Can I Hear an "Amen!"

I look forward to new posts on Rob Rummel-Hudson's blog Fighting Monsters with Rubber Swords. He is a good writer who is not afraid to "tell it like it is." His latest post hit so many notes with me on more than one topic that I may well end up doing more than one post referencing it.

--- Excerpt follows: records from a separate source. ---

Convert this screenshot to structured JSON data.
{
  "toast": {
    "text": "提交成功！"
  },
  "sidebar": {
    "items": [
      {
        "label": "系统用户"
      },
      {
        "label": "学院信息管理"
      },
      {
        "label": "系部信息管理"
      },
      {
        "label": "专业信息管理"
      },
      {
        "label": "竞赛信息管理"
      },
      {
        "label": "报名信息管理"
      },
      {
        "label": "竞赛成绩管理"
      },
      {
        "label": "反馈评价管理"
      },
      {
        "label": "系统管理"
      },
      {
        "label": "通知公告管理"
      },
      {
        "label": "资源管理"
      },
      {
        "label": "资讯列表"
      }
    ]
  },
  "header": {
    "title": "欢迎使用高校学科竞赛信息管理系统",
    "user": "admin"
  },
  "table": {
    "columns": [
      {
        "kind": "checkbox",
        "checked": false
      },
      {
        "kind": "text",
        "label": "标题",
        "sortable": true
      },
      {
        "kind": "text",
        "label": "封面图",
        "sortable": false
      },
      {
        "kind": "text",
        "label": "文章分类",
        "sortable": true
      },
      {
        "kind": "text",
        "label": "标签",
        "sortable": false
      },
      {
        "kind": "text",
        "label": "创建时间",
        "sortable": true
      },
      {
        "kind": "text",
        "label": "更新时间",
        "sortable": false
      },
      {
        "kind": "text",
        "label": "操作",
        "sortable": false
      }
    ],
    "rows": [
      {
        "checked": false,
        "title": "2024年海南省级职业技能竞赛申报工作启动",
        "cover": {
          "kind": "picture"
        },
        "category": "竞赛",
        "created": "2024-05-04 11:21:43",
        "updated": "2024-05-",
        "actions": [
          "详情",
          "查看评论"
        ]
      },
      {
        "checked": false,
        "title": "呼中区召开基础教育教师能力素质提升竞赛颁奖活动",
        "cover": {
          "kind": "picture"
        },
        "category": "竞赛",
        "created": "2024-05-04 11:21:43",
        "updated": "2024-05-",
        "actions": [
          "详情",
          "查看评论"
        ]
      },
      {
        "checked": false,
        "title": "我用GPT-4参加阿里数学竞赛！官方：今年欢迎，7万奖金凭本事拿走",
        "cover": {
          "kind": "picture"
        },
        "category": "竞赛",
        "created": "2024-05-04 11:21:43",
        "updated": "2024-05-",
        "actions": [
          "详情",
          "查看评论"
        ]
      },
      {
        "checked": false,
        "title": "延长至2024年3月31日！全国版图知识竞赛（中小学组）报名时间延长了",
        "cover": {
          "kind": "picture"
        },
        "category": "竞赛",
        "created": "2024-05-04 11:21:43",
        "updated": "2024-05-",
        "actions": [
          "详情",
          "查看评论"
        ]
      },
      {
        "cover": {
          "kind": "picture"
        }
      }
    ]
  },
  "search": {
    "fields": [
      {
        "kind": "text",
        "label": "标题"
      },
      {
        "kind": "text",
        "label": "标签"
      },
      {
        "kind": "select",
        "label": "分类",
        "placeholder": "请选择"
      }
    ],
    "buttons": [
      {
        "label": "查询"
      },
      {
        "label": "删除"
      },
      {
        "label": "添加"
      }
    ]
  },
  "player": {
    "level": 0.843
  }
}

The first part of today's post talks about federally mandated state assessments (NCLB). I agree with everything Rob states in his post. I won't repeat it here (go read it for yourself). I most liked his comments about kids with disabilities and how they are affected by these tests. You mean a kid on an IEP "failed" the reading test? Well DUH!!! I cannot come close to explaining the frustration I have as a special educator to be forced to put students into a no win, sure to fail situation. And then to be held accountable as the teacher for the fact that the child has a DISABILITY that INTERFERES with his ability to learn like other kids, take these tests, and in general, "meet proficiency" at "grade level." And I'm one of the fortunate (she says tongue in cheek because this is soooo not fun) few who gets to give the Alternate Assessments, which gives me the flexibility to basically pick and choose what my students do for their assessments (no bubble sheets or computer-based tests for us, just a small forest of trees in paperwork and way too much time away from kids). Every year I spend countless hours devising assessment activities, taking assessment data, compiling assessment data, filling out the forms, and putting together portfolios. THEN we get to score the things in a team of three. And what are we testing? Is it really relevant for a deaf-blind 13 year old with severe CP to be able to label his shapes? I mean, come on! The kid can't effectively communicate his wants and needs, why on earth does he need to know his shapes? Worse, these are a "point in time" assessment and can't be used to compare performance from year to year. Not to mention that we are basing our ratings on 3 pieces of "evidence" of 5 trials each, which is SO not best practice for determining student performance. In the end, the assessments are not an indicator on how well my students are doing with mastery of the state standards. Instead, they are an indicator of how creative I am as a teacher in making the "indicators" (tested items) work for my kids with a minimum of disruption to them (other than the fact that I'm stuck with paperwork for far too many hours instead of actually working with my students). The procedures are actually designed so that I can manipulate the data to make it look really good (good thing I'm an ethical teacher, but I do know other teachers who are "encouraged" strongly to do just that). I could go on and on about the absurdity and uselessness of the state assessments as they currently stand, and not just for special ed. I think they're pretty much a waste of time for everyone, except the bean counters. And if the Powers That Be read this, go ahead, audit me. I'm not worried. I know how to follow the rules. HA HA HA HA HA HA

OK, enough for that soapbox....

1 comment:

  1. We had the same system in Illinois for many years, and I made the same argument over and over! This doesn't measure what the kids know. Now we actually have to give a test, based on what we had been teaching all year - while some parts don't apply - why does a kid who can't communicate need to know which sentence is correct - but I control the time, place & how the question is asked to give them the best opportunity to do well. It's not perfect, but it's so much better than the portfolios!